| Exercise instructions |
Could you copy every entry exactly, dropping the pictures?

Stored items from a collection
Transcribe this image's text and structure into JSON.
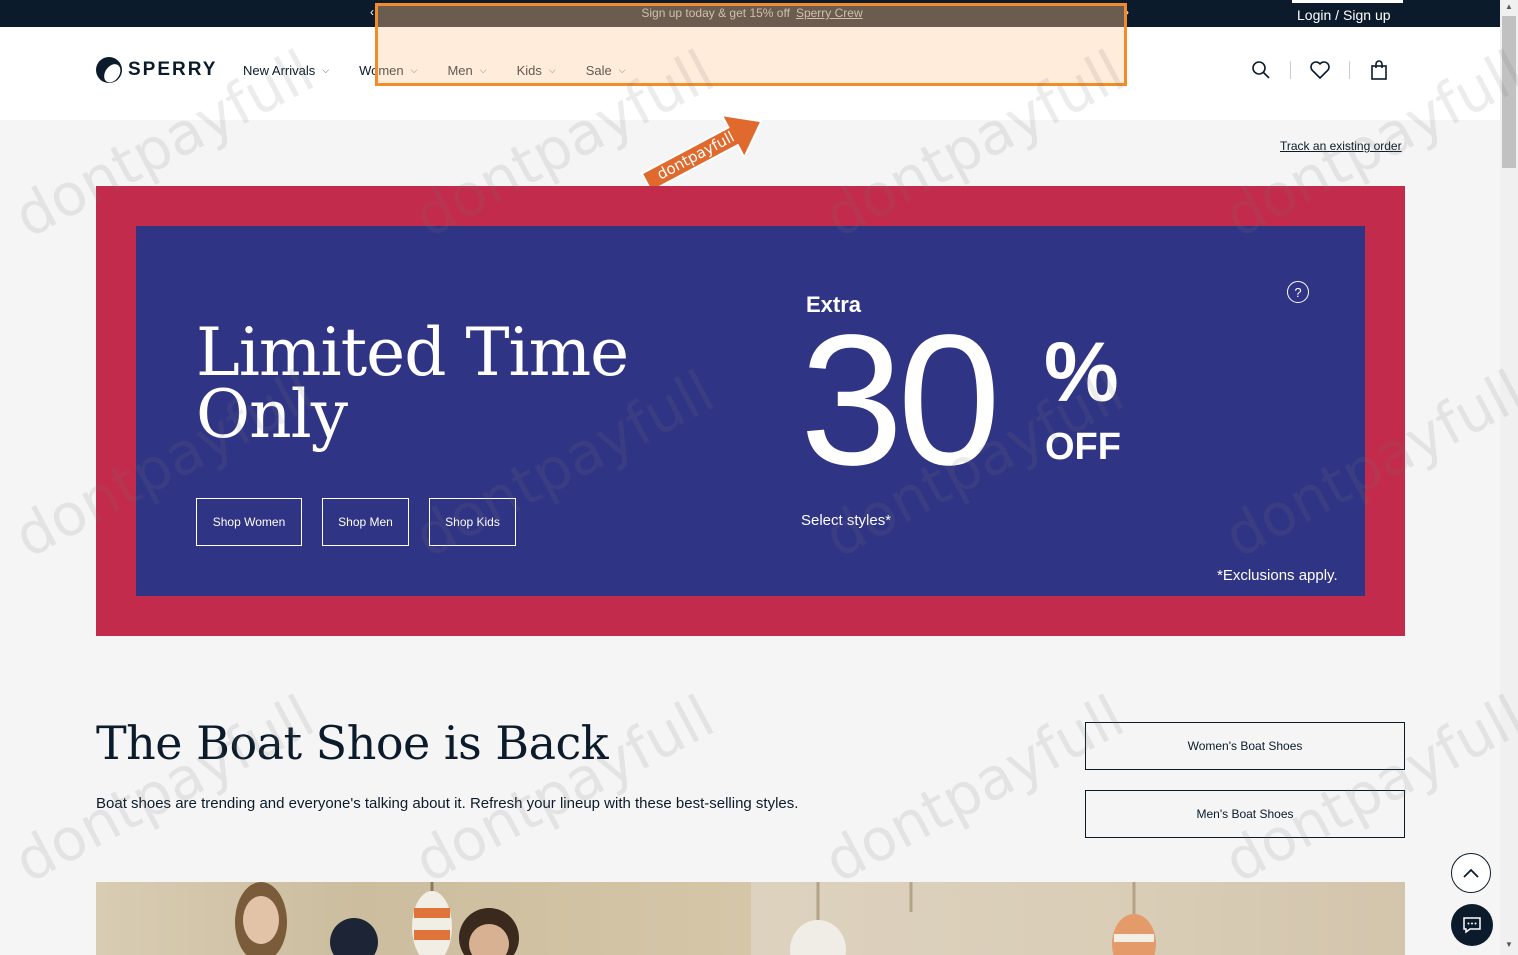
{
  "promo": {
    "message": "Sign up today & get 15% off",
    "link": "Sperry Crew",
    "prev_arrow": "‹",
    "next_arrow": "›"
  },
  "account": {
    "login": "Login /",
    "signup": "Sign up"
  },
  "logo": {
    "text": "SPERRY"
  },
  "nav": {
    "items": [
      {
        "label": "New Arrivals"
      },
      {
        "label": "Women"
      },
      {
        "label": "Men"
      },
      {
        "label": "Kids"
      },
      {
        "label": "Sale"
      }
    ]
  },
  "icons": {
    "search": "search-icon",
    "wishlist": "heart-icon",
    "cart": "bag-icon"
  },
  "track_order": "Track an existing order",
  "stamp": {
    "text": "dontpayfull"
  },
  "hero": {
    "title_line1": "Limited Time",
    "title_line2": "Only",
    "buttons": [
      "Shop Women",
      "Shop Men",
      "Shop Kids"
    ],
    "offer_extra": "Extra",
    "offer_number": "30",
    "offer_percent": "%",
    "offer_off": "OFF",
    "offer_select": "Select styles*",
    "exclusions": "*Exclusions apply.",
    "help": "?"
  },
  "boat": {
    "title": "The Boat Shoe is Back",
    "description": "Boat shoes are trending and everyone's talking about it. Refresh your lineup with these best-selling styles.",
    "womens_button": "Women's Boat Shoes",
    "mens_button": "Men's Boat Shoes"
  },
  "watermark": "dontpayfull",
  "colors": {
    "navy": "#0b1b2b",
    "hero_red": "#c22b4b",
    "hero_blue": "#303484",
    "highlight": "#f28c28"
  }
}
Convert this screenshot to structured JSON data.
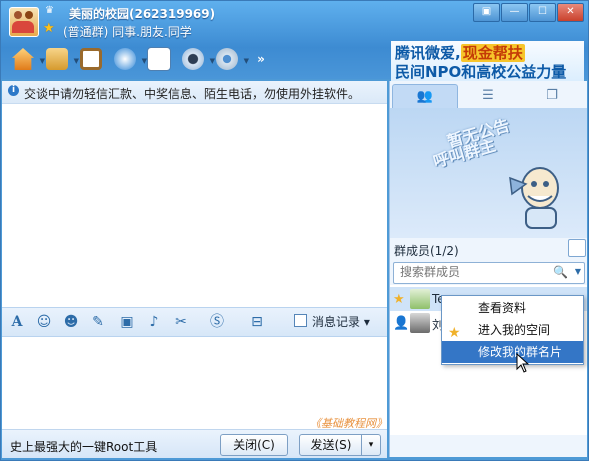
{
  "window": {
    "group_name": "美丽的校园(262319969)",
    "group_type": "(普通群) 同事.朋友.同学",
    "controls": [
      "▣",
      "—",
      "☐",
      "✕"
    ]
  },
  "toolbar": {
    "tools": [
      "group-home",
      "share-files",
      "album",
      "voice-chat",
      "send-message",
      "video",
      "settings"
    ],
    "more": "»"
  },
  "banner": {
    "line1_a": "腾讯微爱,",
    "line1_b": "现金帮扶",
    "line2": "民间NPO和高校公益力量"
  },
  "notice": {
    "text": "交谈中请勿轻信汇款、中奖信息、陌生电话，勿使用外挂软件。"
  },
  "format_bar": {
    "history_label": "消息记录",
    "history_arrow": "▾"
  },
  "watermark": "《基础教程网》",
  "bottom": {
    "ad_text": "史上最强大的一键Root工具",
    "close_label": "关闭(C)",
    "send_label": "发送(S)",
    "send_arrow": "▾"
  },
  "right": {
    "board_line1": "暂无公告",
    "board_line2": "呼叫群主",
    "members_title": "群成员(1/2)",
    "search_placeholder": "搜索群成员",
    "members": [
      {
        "name": "Te",
        "badge": "★"
      },
      {
        "name": "刘",
        "badge": "👤"
      }
    ]
  },
  "context_menu": {
    "items": [
      "查看资料",
      "进入我的空间",
      "修改我的群名片"
    ]
  },
  "colors": {
    "title_blue": "#3d8bd2",
    "menu_highlight": "#3476c6",
    "banner_text": "#0d5aa7"
  }
}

| Answer below |
Transcribe this image's text and structure into JSON.
{
  "promo": {
    "message": "Sign up today & get 15% off",
    "link": "Sperry Crew",
    "prev_arrow": "‹",
    "next_arrow": "›"
  },
  "account": {
    "login": "Login /",
    "signup": "Sign up"
  },
  "logo": {
    "text": "SPERRY"
  },
  "nav": {
    "items": [
      {
        "label": "New Arrivals"
      },
      {
        "label": "Women"
      },
      {
        "label": "Men"
      },
      {
        "label": "Kids"
      },
      {
        "label": "Sale"
      }
    ]
  },
  "icons": {
    "search": "search-icon",
    "wishlist": "heart-icon",
    "cart": "bag-icon"
  },
  "track_order": "Track an existing order",
  "stamp": {
    "text": "dontpayfull"
  },
  "hero": {
    "title_line1": "Limited Time",
    "title_line2": "Only",
    "buttons": [
      "Shop Women",
      "Shop Men",
      "Shop Kids"
    ],
    "offer_extra": "Extra",
    "offer_number": "30",
    "offer_percent": "%",
    "offer_off": "OFF",
    "offer_select": "Select styles*",
    "exclusions": "*Exclusions apply.",
    "help": "?"
  },
  "boat": {
    "title": "The Boat Shoe is Back",
    "description": "Boat shoes are trending and everyone's talking about it. Refresh your lineup with these best-selling styles.",
    "womens_button": "Women's Boat Shoes",
    "mens_button": "Men's Boat Shoes"
  },
  "watermark": "dontpayfull",
  "colors": {
    "navy": "#0b1b2b",
    "hero_red": "#c22b4b",
    "hero_blue": "#303484",
    "highlight": "#f28c28"
  }
}
Convert this screenshot to structured JSON data.
{
  "window": {
    "group_name": "美丽的校园(262319969)",
    "group_type": "(普通群) 同事.朋友.同学",
    "controls": [
      "▣",
      "—",
      "☐",
      "✕"
    ]
  },
  "toolbar": {
    "tools": [
      "group-home",
      "share-files",
      "album",
      "voice-chat",
      "send-message",
      "video",
      "settings"
    ],
    "more": "»"
  },
  "banner": {
    "line1_a": "腾讯微爱,",
    "line1_b": "现金帮扶",
    "line2": "民间NPO和高校公益力量"
  },
  "notice": {
    "text": "交谈中请勿轻信汇款、中奖信息、陌生电话，勿使用外挂软件。"
  },
  "format_bar": {
    "history_label": "消息记录",
    "history_arrow": "▾"
  },
  "watermark": "《基础教程网》",
  "bottom": {
    "ad_text": "史上最强大的一键Root工具",
    "close_label": "关闭(C)",
    "send_label": "发送(S)",
    "send_arrow": "▾"
  },
  "right": {
    "board_line1": "暂无公告",
    "board_line2": "呼叫群主",
    "members_title": "群成员(1/2)",
    "search_placeholder": "搜索群成员",
    "members": [
      {
        "name": "Te",
        "badge": "★"
      },
      {
        "name": "刘",
        "badge": "👤"
      }
    ]
  },
  "context_menu": {
    "items": [
      "查看资料",
      "进入我的空间",
      "修改我的群名片"
    ]
  },
  "colors": {
    "title_blue": "#3d8bd2",
    "menu_highlight": "#3476c6",
    "banner_text": "#0d5aa7"
  }
}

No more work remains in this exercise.